Perineural Injections For Diabetic Neuropathy: How Do They Work And What Should You Expect During The Procedure?
People who have diabetes sometimes develop neuropathy, which is a form of chronic nerve pain that's caused by damage to the nerves. Neuropathy can be difficult to treat because it differs from normal pain. If you twist your ankle, for example, your nerves send pain signals because your bones, ligaments, and muscles are damaged and inflamed. With neuropathy, the nerves themselves are damaged, and the damage causes them to send false pain signals to your brain even when all of the tissue surrounding them is unharmed.
Neuropathy treatment requires preventing the damaged nerve from sending false pain signals, and one way to accomplish this is through receiving perineural injections. Perineural injections can slow down nerve transmission, preventing the pain signals they're sending out from reaching your brain and causing you to feel nerve pain. To learn how perineural injections can help treat diabetic neuropathy and what the procedure is like, read on.
How Do Perineural Injections Help Reduce Nerve Pain?
Perineural injections contain a large amount of dextrose that's dissolved in sterile water. Dextrose is a simple sugar that's made by plants. During the procedure, the dextrose and water mixture will be injected underneath your skin as close to the damaged nerves as possible, where it will surround the nerve cells. The dextrose interferes with the nerve's ability to send and receive electrical impulses, which helps reduce neuropathic pain by stopping the damaged nerve from transmitting pain signals to your brain.
What Should You Expect When You Get Perineural Injections for Diabetic Neuropathy?
The damaged nerves responsible for diabetic neuropathy are located close to the surface of your skin, so it's easy to reach them with a short needle. When you go to your perineural injection appointment, you'll tell the doctor about all of the areas where you experience diabetic nerve pain. Using an ultrasound scanner, the doctor will look at the nerves in the affected areas.
The doctor will use the ultrasound scanner to position the needle as close to the damaged nerves as possible, then inject the dextrose and water mixture underneath your skin. They'll continue the injections along the entire length of the damaged nerve to ensure that all of the nerve is treated. Since the needle used for perineural injections is so short, the procedure isn't painful. However, you may feel some itchiness at the injection sites.
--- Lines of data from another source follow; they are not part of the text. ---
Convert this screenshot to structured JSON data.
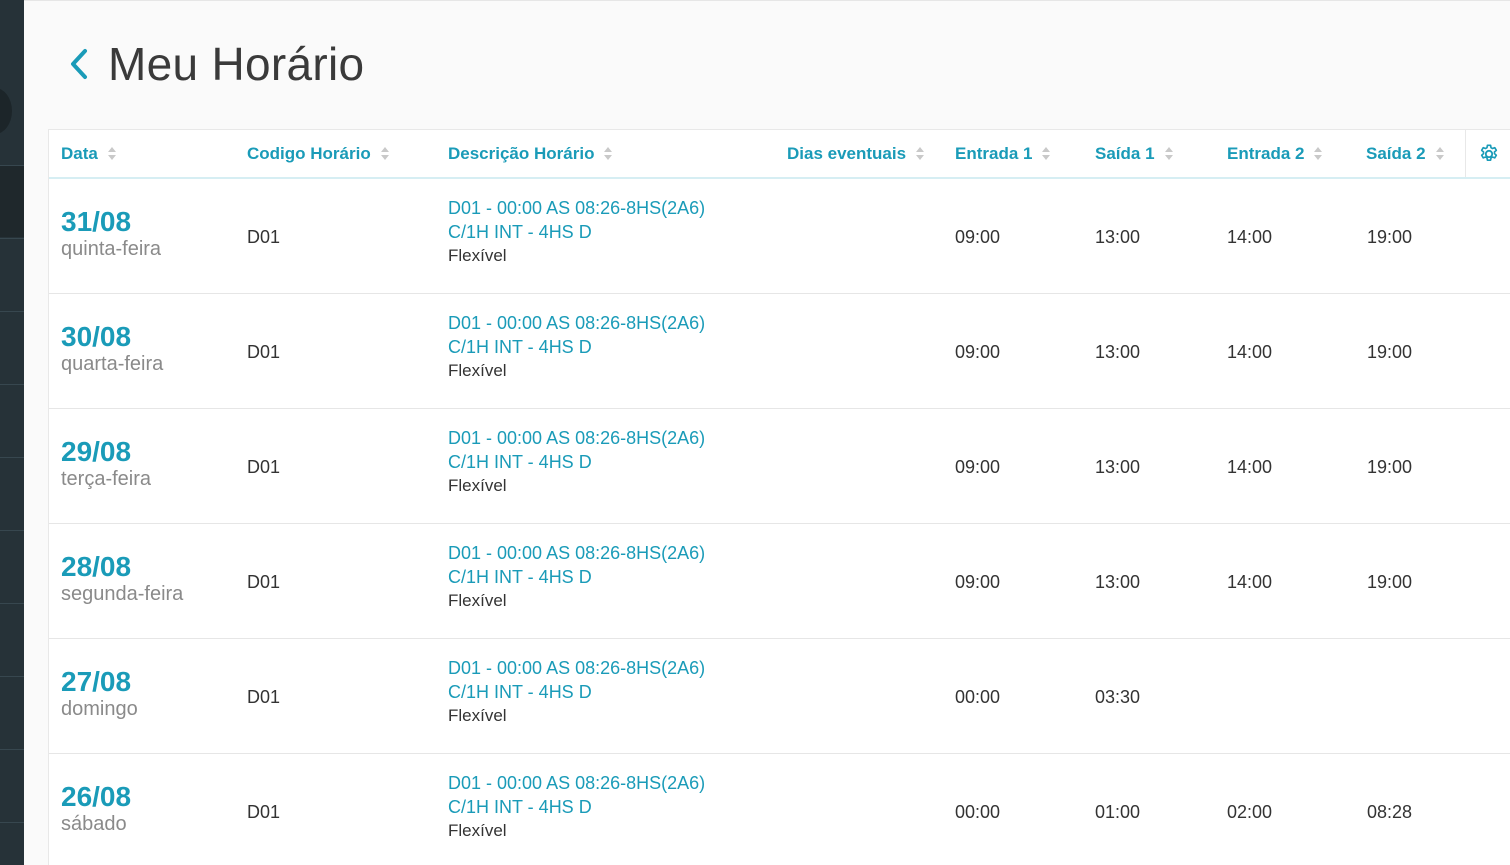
{
  "header": {
    "title": "Meu Horário"
  },
  "table": {
    "columns": [
      {
        "key": "data",
        "label": "Data"
      },
      {
        "key": "codigo",
        "label": "Codigo Horário"
      },
      {
        "key": "descricao",
        "label": "Descrição Horário"
      },
      {
        "key": "dias",
        "label": "Dias eventuais"
      },
      {
        "key": "entrada1",
        "label": "Entrada 1"
      },
      {
        "key": "saida1",
        "label": "Saída 1"
      },
      {
        "key": "entrada2",
        "label": "Entrada 2"
      },
      {
        "key": "saida2",
        "label": "Saída 2"
      }
    ],
    "rows": [
      {
        "date": "31/08",
        "weekday": "quinta-feira",
        "code": "D01",
        "desc1": "D01 - 00:00 AS 08:26-8HS(2A6)",
        "desc2": "C/1H INT - 4HS D",
        "desc3": "Flexível",
        "dias": "",
        "entrada1": "09:00",
        "saida1": "13:00",
        "entrada2": "14:00",
        "saida2": "19:00"
      },
      {
        "date": "30/08",
        "weekday": "quarta-feira",
        "code": "D01",
        "desc1": "D01 - 00:00 AS 08:26-8HS(2A6)",
        "desc2": "C/1H INT - 4HS D",
        "desc3": "Flexível",
        "dias": "",
        "entrada1": "09:00",
        "saida1": "13:00",
        "entrada2": "14:00",
        "saida2": "19:00"
      },
      {
        "date": "29/08",
        "weekday": "terça-feira",
        "code": "D01",
        "desc1": "D01 - 00:00 AS 08:26-8HS(2A6)",
        "desc2": "C/1H INT - 4HS D",
        "desc3": "Flexível",
        "dias": "",
        "entrada1": "09:00",
        "saida1": "13:00",
        "entrada2": "14:00",
        "saida2": "19:00"
      },
      {
        "date": "28/08",
        "weekday": "segunda-feira",
        "code": "D01",
        "desc1": "D01 - 00:00 AS 08:26-8HS(2A6)",
        "desc2": "C/1H INT - 4HS D",
        "desc3": "Flexível",
        "dias": "",
        "entrada1": "09:00",
        "saida1": "13:00",
        "entrada2": "14:00",
        "saida2": "19:00"
      },
      {
        "date": "27/08",
        "weekday": "domingo",
        "code": "D01",
        "desc1": "D01 - 00:00 AS 08:26-8HS(2A6)",
        "desc2": "C/1H INT - 4HS D",
        "desc3": "Flexível",
        "dias": "",
        "entrada1": "00:00",
        "saida1": "03:30",
        "entrada2": "",
        "saida2": ""
      },
      {
        "date": "26/08",
        "weekday": "sábado",
        "code": "D01",
        "desc1": "D01 - 00:00 AS 08:26-8HS(2A6)",
        "desc2": "C/1H INT - 4HS D",
        "desc3": "Flexível",
        "dias": "",
        "entrada1": "00:00",
        "saida1": "01:00",
        "entrada2": "02:00",
        "saida2": "08:28"
      }
    ]
  },
  "icons": {
    "back": "chevron-left-icon",
    "sort": "sort-icon",
    "settings": "gear-icon"
  },
  "colors": {
    "accent": "#1a9bb8",
    "sidebar": "#263238",
    "text": "#333333",
    "muted": "#8a8a8a"
  }
}
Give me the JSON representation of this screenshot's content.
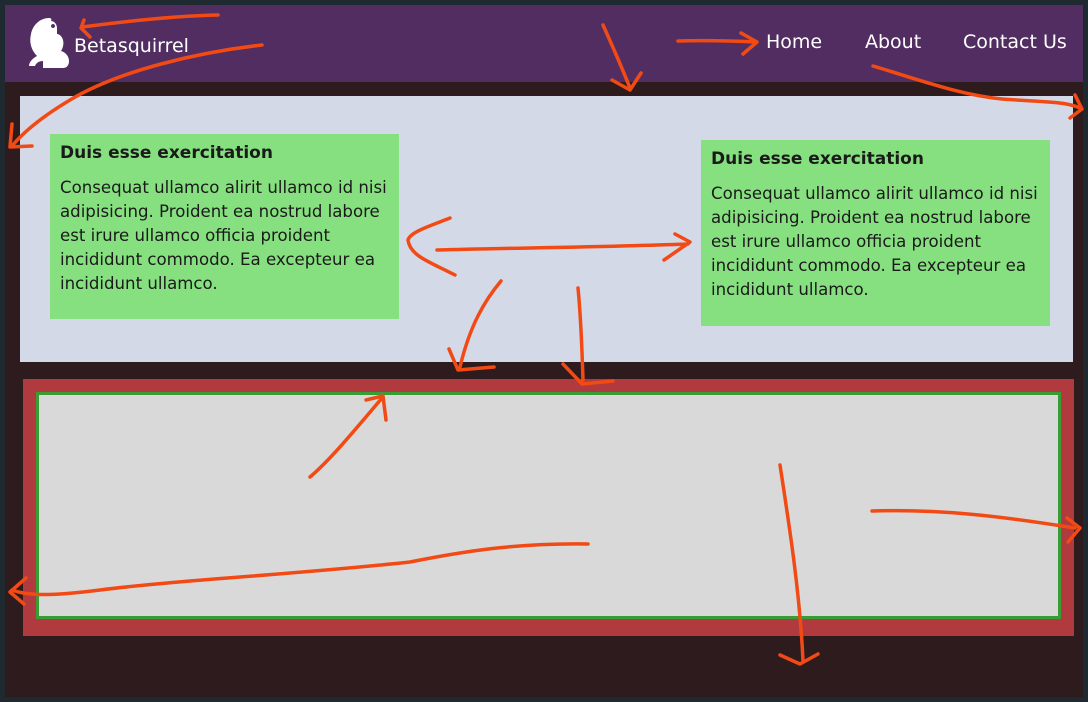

Reach out to your doctor to learn more about neuropathy treatments.